Trump assails ‘Fake Book’ as aide hails him a ‘political genius’

This article is more than 12 months old

WASHINGTON President Donald Trump on Sunday slammed an explosive behind-the-scenes account that questions his fitness for office, calling it a "Fake Book" as allies lined up to defend the US leader.

The White House has been pushing back hard against the unflattering portrayal of the President in Fire And Fury, a supposed tell-all book by Michael Wolff that extensively quotes former top Trump adviser Steve Bannon.

Mr Bannon, facing intense fire from the White House, issued a statement on Sunday expressing "unwavering" support for the President.

He said his reported criticism of a meeting between Donald Trump Jr. and a Russian lawyer as "treasonous" was aimed mainly at another campaign aide who should have known the Russians "are not our friends".

But Mr Bannon's statement to the Axios news website did not specifically deny any of his reported comments, nor did it contain a forthright apology for his part in touching off the buzzsaw of criticism spawned by the book.

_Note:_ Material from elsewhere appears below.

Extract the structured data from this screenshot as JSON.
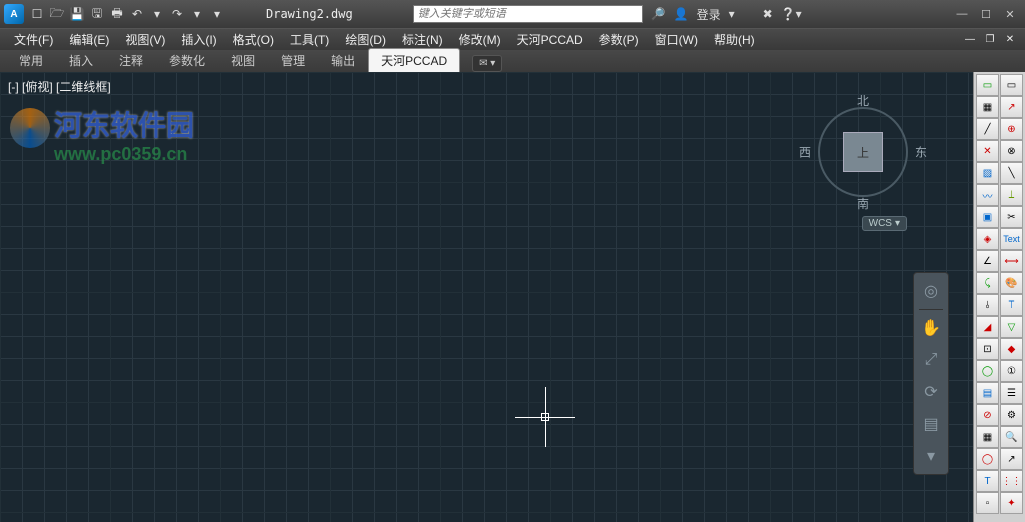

Mr Trump tweeted on Sunday that the instant bestseller - which paints him as disengaged, ill-informed and unstable, with signs of serious memory loss - was a "Fake Book, written by a totally discredited author".

In an interview with CNN on Sunday, Senior Trump policy adviser Stephen Miller insisted that his boss was in fact "a political genius".

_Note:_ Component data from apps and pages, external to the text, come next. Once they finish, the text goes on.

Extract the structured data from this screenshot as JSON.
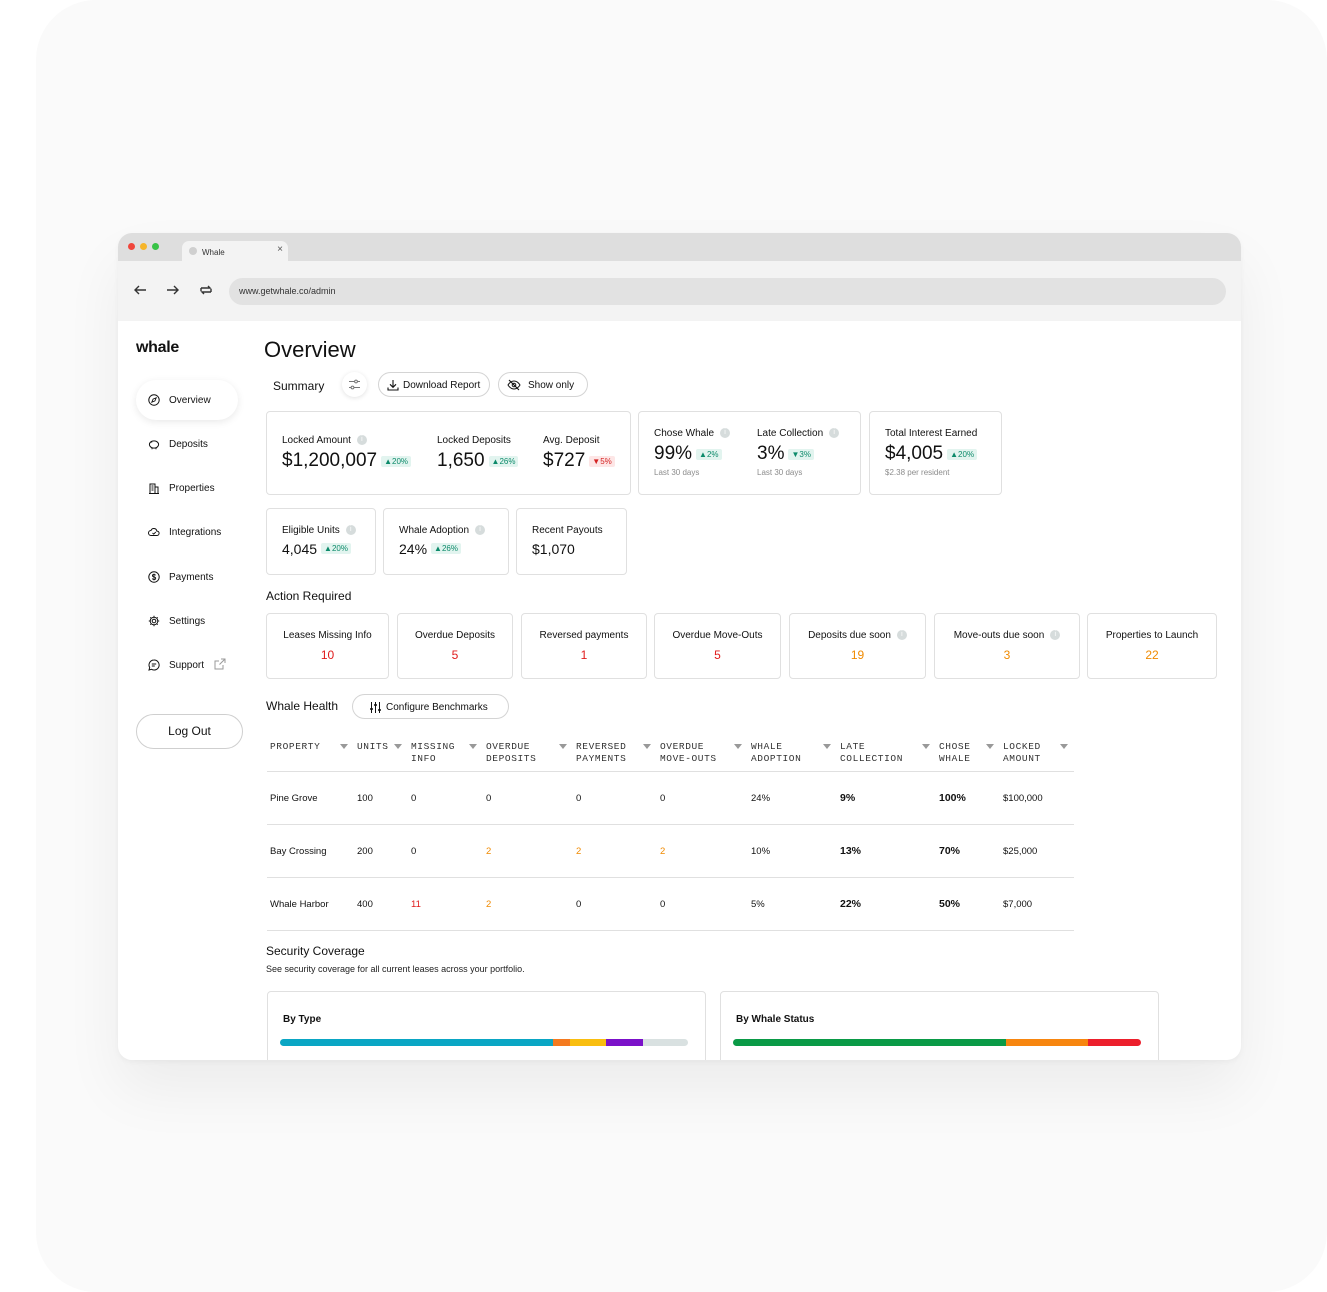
{
  "browser": {
    "tab_title": "Whale",
    "tab_close": "×",
    "url": "www.getwhale.co/admin"
  },
  "sidebar": {
    "logo": "whale",
    "items": [
      {
        "label": "Overview",
        "icon": "compass-icon"
      },
      {
        "label": "Deposits",
        "icon": "piggy-bank-icon"
      },
      {
        "label": "Properties",
        "icon": "building-icon"
      },
      {
        "label": "Integrations",
        "icon": "cloud-check-icon"
      },
      {
        "label": "Payments",
        "icon": "dollar-circle-icon"
      },
      {
        "label": "Settings",
        "icon": "gear-icon"
      },
      {
        "label": "Support",
        "icon": "chat-icon"
      }
    ],
    "logout": "Log Out"
  },
  "main": {
    "title": "Overview",
    "summary_label": "Summary",
    "download_report": "Download Report",
    "show_only": "Show only",
    "stats": {
      "locked_amount": {
        "label": "Locked Amount",
        "value": "$1,200,007",
        "change": "20%",
        "direction": "up"
      },
      "locked_deposits": {
        "label": "Locked Deposits",
        "value": "1,650",
        "change": "26%",
        "direction": "up"
      },
      "avg_deposit": {
        "label": "Avg. Deposit",
        "value": "$727",
        "change": "5%",
        "direction": "down"
      },
      "chose_whale": {
        "label": "Chose Whale",
        "value": "99%",
        "change": "2%",
        "direction": "up",
        "sub": "Last 30 days"
      },
      "late_collection": {
        "label": "Late Collection",
        "value": "3%",
        "change": "3%",
        "direction": "down",
        "sub": "Last 30 days"
      },
      "total_interest": {
        "label": "Total Interest Earned",
        "value": "$4,005",
        "change": "20%",
        "direction": "up",
        "sub": "$2.38 per resident"
      },
      "eligible_units": {
        "label": "Eligible Units",
        "value": "4,045",
        "change": "20%",
        "direction": "up"
      },
      "whale_adoption": {
        "label": "Whale Adoption",
        "value": "24%",
        "change": "26%",
        "direction": "up"
      },
      "recent_payouts": {
        "label": "Recent Payouts",
        "value": "$1,070"
      }
    },
    "action_required": {
      "title": "Action Required",
      "items": [
        {
          "label": "Leases Missing Info",
          "value": "10",
          "color": "#e01b1b"
        },
        {
          "label": "Overdue Deposits",
          "value": "5",
          "color": "#e01b1b"
        },
        {
          "label": "Reversed payments",
          "value": "1",
          "color": "#e01b1b"
        },
        {
          "label": "Overdue Move-Outs",
          "value": "5",
          "color": "#e01b1b"
        },
        {
          "label": "Deposits due soon",
          "value": "19",
          "color": "#f08a00"
        },
        {
          "label": "Move-outs due soon",
          "value": "3",
          "color": "#f08a00"
        },
        {
          "label": "Properties to Launch",
          "value": "22",
          "color": "#f08a00"
        }
      ]
    },
    "whale_health": {
      "title": "Whale Health",
      "configure": "Configure Benchmarks",
      "columns": [
        {
          "l1": "PROPERTY",
          "l2": ""
        },
        {
          "l1": "UNITS",
          "l2": ""
        },
        {
          "l1": "MISSING",
          "l2": "INFO"
        },
        {
          "l1": "OVERDUE",
          "l2": "DEPOSITS"
        },
        {
          "l1": "REVERSED",
          "l2": "PAYMENTS"
        },
        {
          "l1": "OVERDUE",
          "l2": "MOVE-OUTS"
        },
        {
          "l1": "WHALE",
          "l2": "ADOPTION"
        },
        {
          "l1": "LATE",
          "l2": "COLLECTION"
        },
        {
          "l1": "CHOSE",
          "l2": "WHALE"
        },
        {
          "l1": "LOCKED",
          "l2": "AMOUNT"
        }
      ],
      "rows": [
        [
          "Pine Grove",
          "100",
          "0",
          "0",
          "0",
          "0",
          "24%",
          "9%",
          "100%",
          "$100,000"
        ],
        [
          "Bay Crossing",
          "200",
          "0",
          "2",
          "2",
          "2",
          "10%",
          "13%",
          "70%",
          "$25,000"
        ],
        [
          "Whale Harbor",
          "400",
          "11",
          "2",
          "0",
          "0",
          "5%",
          "22%",
          "50%",
          "$7,000"
        ]
      ]
    },
    "security_coverage": {
      "title": "Security Coverage",
      "subtitle": "See security coverage for all current leases across your portfolio.",
      "by_type": {
        "title": "By Type",
        "segments": [
          {
            "share": 0.67,
            "color": "#0aa6c4"
          },
          {
            "share": 0.04,
            "color": "#f47a1f"
          },
          {
            "share": 0.09,
            "color": "#f9be10"
          },
          {
            "share": 0.09,
            "color": "#7b11c9"
          },
          {
            "share": 0.11,
            "color": "#d9e1e1"
          }
        ]
      },
      "by_status": {
        "title": "By Whale Status",
        "segments": [
          {
            "share": 0.67,
            "color": "#0a9a46"
          },
          {
            "share": 0.2,
            "color": "#f7860f"
          },
          {
            "share": 0.13,
            "color": "#ec1f2c"
          }
        ]
      }
    }
  }
}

Wolff, Mr Miller said, "is a garbage author of a garbage book". He also assailed Mr Bannon, reportedly a key source for the author, as "vindictive" and "out of touch with reality".

Wolff defended his work on Sunday, telling NBC he "absolutely did not" violate any off-the-record agreements in his reporting but conceding, of the total three hours he said he spent with Mr Trump, that the President "probably did not think of them as interviews".

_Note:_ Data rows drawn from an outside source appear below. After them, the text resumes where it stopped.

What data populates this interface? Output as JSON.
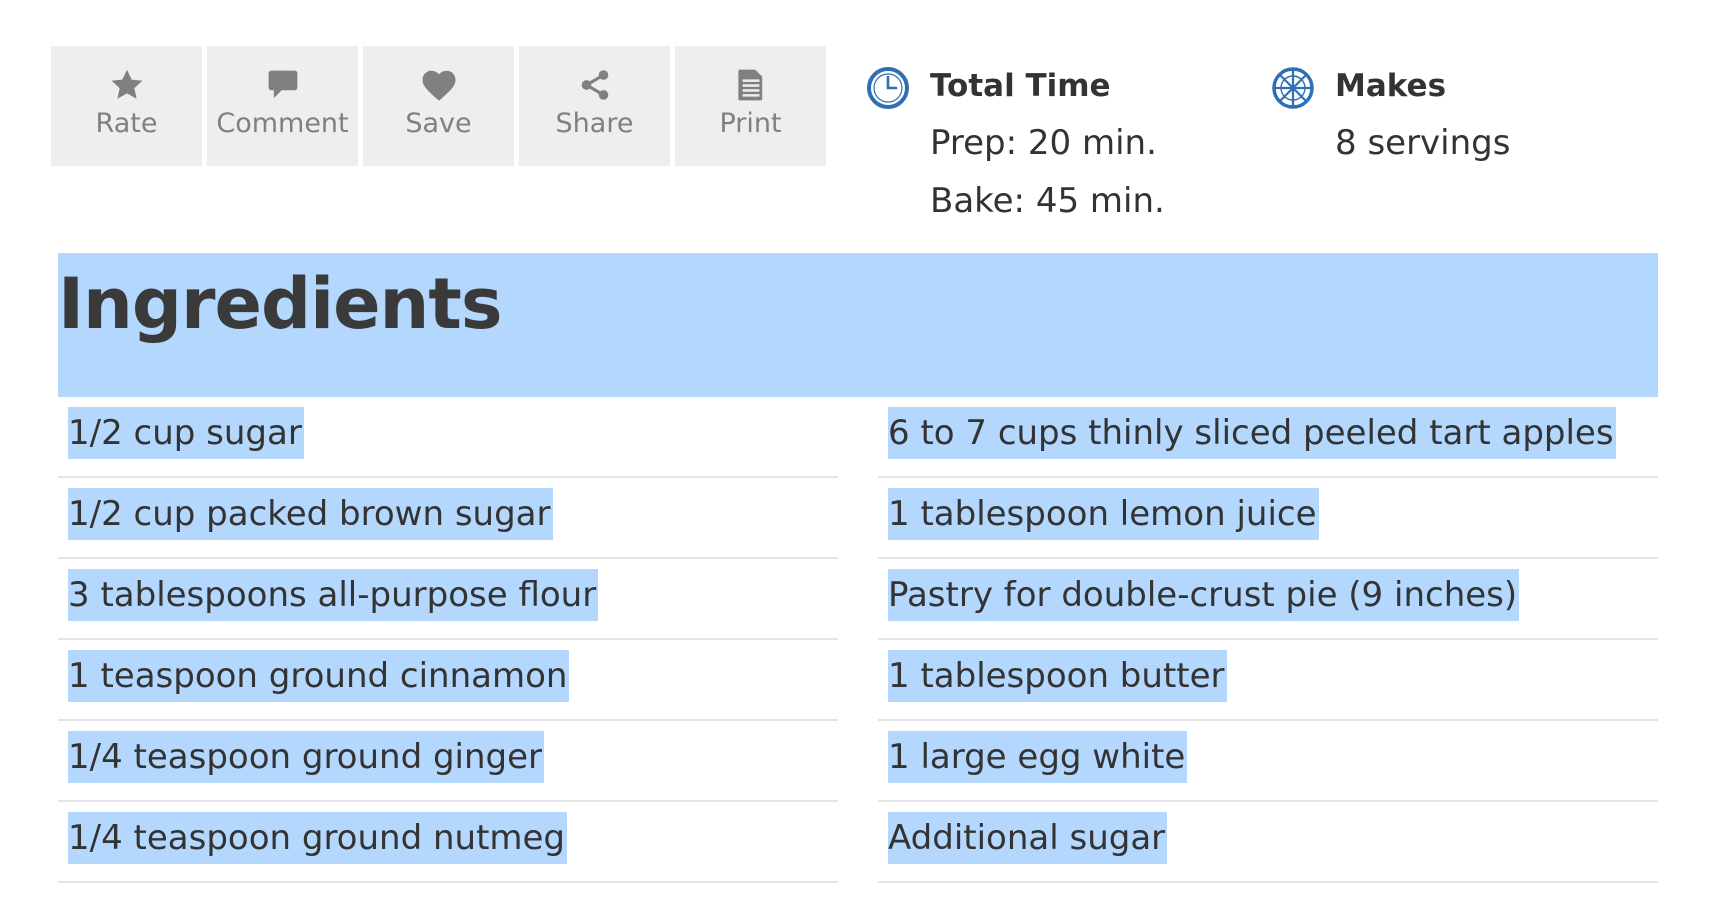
{
  "toolbar": {
    "buttons": [
      {
        "label": "Rate",
        "icon": "star-icon"
      },
      {
        "label": "Comment",
        "icon": "comment-icon"
      },
      {
        "label": "Save",
        "icon": "heart-icon"
      },
      {
        "label": "Share",
        "icon": "share-icon"
      },
      {
        "label": "Print",
        "icon": "print-icon"
      }
    ],
    "icon_color": "#808080",
    "button_bg": "#eeeeee"
  },
  "total_time": {
    "heading": "Total Time",
    "value": "Prep: 20 min. Bake: 45 min.",
    "icon": "clock-icon",
    "icon_color": "#2f6fb3"
  },
  "makes": {
    "heading": "Makes",
    "value": "8 servings",
    "icon": "pie-servings-icon",
    "icon_color": "#2f6fb3"
  },
  "ingredients": {
    "title": "Ingredients",
    "selection_color": "#b3d7fd",
    "left": [
      "1/2 cup sugar",
      "1/2 cup packed brown sugar",
      "3 tablespoons all-purpose flour",
      "1 teaspoon ground cinnamon",
      "1/4 teaspoon ground ginger",
      "1/4 teaspoon ground nutmeg"
    ],
    "right": [
      "6 to 7 cups thinly sliced peeled tart apples",
      "1 tablespoon lemon juice",
      "Pastry for double-crust pie (9 inches)",
      "1 tablespoon butter",
      "1 large egg white",
      "Additional sugar"
    ]
  }
}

He also portrayed a high level of concern in the White House over whether Mr Trump risks being removed from office as unfit under the Constitution's 25th Amendment.

Ms Nikki Haley, the US Ambassador to the United Nations, rejected that notion, telling ABC that no one at the White House "questions the stability of the President". She suggested Wolff was someone who would "lie for money and for power". - AFP